Lois Lowry's Blog
well, good football, anyway
So the Pats didn't win. Still it was great day for football-watching. Though the sentimentalist in me rooted for the Saints, and the effect a win for them would have on their city...still, the good friend side of me was delighted with the Bears win. My friend Joanna called in the early afternoon from Chicago and on her behalf I said all during the game...that great throwaway line from the movie Fargo...."Go Bears." Presumably Joanna was shouting "Go Pats" during the later game but she doesn't have the persuasive powers I do. Hah.
Whatever happened to the old stereotype of a football-watcher? The guy in the undershirt, crushing beer cans? Here are my friend Joanna and I, between football matters discussing our grandchildren...both of us turning 70 the end of March...we are literary ladies (Joanna an actress and professor of theater), but somehow we turn into high-testosterone morons on Football Day.

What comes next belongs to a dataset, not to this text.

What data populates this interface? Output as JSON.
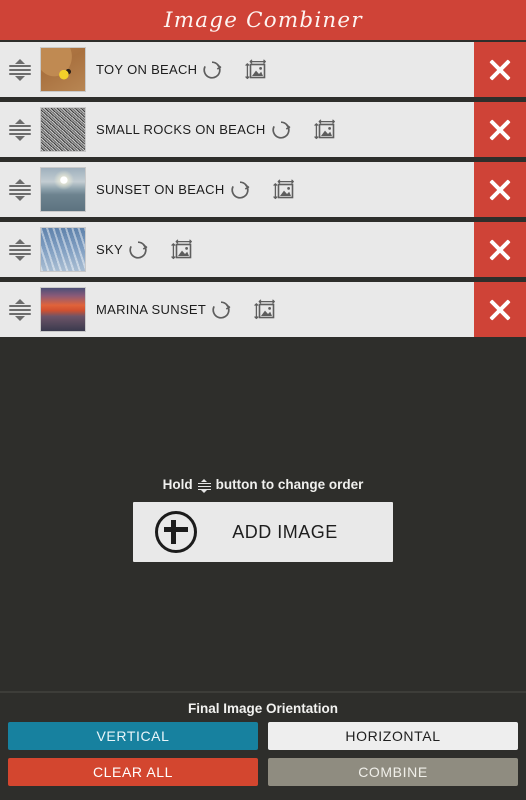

Joanna and I met many years ago at a theater conference; I was only there because a college group was doing a performance of my book "Anastasia Krupnik." She was there doing a one-woman show, playing the poet Anne Sexton. We hit it off, in the way that sometimes happens when you spot a kindred soul. She had two kids, school age at the time, and now - years later - her son John, married, a father, is an associate director at the Milwaukee First Stage Theater which this weekend is opening "the Giver." I'll fly to Milwaukee Friday to be there for it.
At the same time, the Coterie Theater in Kansas City is also opening "The Giver." The attached photo comes from their production.
If you go to the First Stage website: http://www.firststage.org/ you can click on a viedotaped interview with the director, discussing, anong other things, how they dealt with the no-color/color of Jonas's world.
After the show opens I will be able to post some reviews.
I'm told that today is the day they will announce the Newbery Caldecott selections. Since I have not read a single book under consideration, I don't have any team to cheer for here. But they will make a great choice and somebody's life will change as a result.
(And what am I reading, then? Well, a novel translated from the Icelandic, by an author named Arnaldur Indridason. Go figure. I spent some time in Iceland a couple of years ago, and became fascinated by its beauty, its bleakness, and the smallness and differentness of it.....the fact, for example, that in the capital, Reykjavik, people are listed in the telephone directory by their first names.)
Poeple are often surprised to find that I don't read children's books. I'm surprised by that myself. But I find myself more drawn to books about people of my own generation, people who are making their way through situations I can relate to.
Maybe that is why I went twice to see "Notes on a Scandal." (And why I have seen "Fargo" six times.)